Similarly, a husband’s showing confidence in his wife can do much to preserve a happy marriage. A wife who has little latitude to use initiative in caring for her responsibilities will soon lose joy in her work. She will feel stifled in using her knowledge, talents and abilities, resulting in frustration. On the other hand, when her husband entrusts certain important matters to her good judgment, she will have pleasure in handling things in a way that will delight her husband.
In dealing with their children, parents do well to assure them of their trust. One way in which this can be done is by helping them to appreciate that privileges and responsibilities given to them are an evidence of their parents’ confidence. When children recognize this, they will have greater incentive to prove that their parents’ trust has not been misplaced.
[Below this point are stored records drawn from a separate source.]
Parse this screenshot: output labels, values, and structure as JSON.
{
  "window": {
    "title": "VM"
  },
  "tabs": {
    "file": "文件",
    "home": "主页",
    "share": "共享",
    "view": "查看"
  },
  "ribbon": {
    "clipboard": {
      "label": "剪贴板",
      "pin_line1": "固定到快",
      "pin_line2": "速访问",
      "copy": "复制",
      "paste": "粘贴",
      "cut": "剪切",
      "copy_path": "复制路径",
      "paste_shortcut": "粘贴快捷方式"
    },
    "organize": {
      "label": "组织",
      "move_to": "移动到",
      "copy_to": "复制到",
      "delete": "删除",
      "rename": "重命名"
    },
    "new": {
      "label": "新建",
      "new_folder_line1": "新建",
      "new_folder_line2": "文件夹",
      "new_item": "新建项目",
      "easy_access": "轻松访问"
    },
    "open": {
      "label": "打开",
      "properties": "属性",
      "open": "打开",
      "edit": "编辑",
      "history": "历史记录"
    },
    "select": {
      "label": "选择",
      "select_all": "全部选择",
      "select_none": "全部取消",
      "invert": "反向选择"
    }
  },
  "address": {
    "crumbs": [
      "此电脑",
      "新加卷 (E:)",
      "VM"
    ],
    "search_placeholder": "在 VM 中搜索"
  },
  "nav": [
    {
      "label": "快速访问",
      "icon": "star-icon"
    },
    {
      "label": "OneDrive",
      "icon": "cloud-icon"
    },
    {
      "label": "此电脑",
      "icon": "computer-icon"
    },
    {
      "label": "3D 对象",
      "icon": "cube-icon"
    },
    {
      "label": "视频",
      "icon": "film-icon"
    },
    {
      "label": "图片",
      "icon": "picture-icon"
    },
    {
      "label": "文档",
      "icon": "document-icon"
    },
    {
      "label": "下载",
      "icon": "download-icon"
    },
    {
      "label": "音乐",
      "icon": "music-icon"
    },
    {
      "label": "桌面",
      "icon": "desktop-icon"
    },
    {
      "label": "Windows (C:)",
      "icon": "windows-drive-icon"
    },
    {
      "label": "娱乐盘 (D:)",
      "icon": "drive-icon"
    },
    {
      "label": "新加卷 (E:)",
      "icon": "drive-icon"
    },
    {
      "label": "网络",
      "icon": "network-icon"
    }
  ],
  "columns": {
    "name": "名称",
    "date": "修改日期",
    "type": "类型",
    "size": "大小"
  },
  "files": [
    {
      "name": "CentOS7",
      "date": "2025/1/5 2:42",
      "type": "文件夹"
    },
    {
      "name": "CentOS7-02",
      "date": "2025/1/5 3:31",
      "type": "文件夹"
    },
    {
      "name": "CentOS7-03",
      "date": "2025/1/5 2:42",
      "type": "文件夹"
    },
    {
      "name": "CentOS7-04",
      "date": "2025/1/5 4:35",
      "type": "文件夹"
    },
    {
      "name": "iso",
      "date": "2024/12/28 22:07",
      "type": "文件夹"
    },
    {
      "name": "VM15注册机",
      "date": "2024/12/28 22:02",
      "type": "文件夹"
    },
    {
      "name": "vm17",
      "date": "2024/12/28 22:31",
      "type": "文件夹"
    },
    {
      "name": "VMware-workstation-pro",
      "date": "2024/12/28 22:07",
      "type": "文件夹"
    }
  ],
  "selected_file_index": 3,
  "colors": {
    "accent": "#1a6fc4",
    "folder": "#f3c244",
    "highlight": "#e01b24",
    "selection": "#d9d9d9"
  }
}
Truly a person’s showing confidence in others can bring fine results. So we have good reason to imitate the example of Jehovah God in this regard. Furthermore, we should strive not to disappoint those who trust us. When we show confidence in others and prove that we, too, merit their trust, we will contribute much toward preserving good relationships with fellow humans.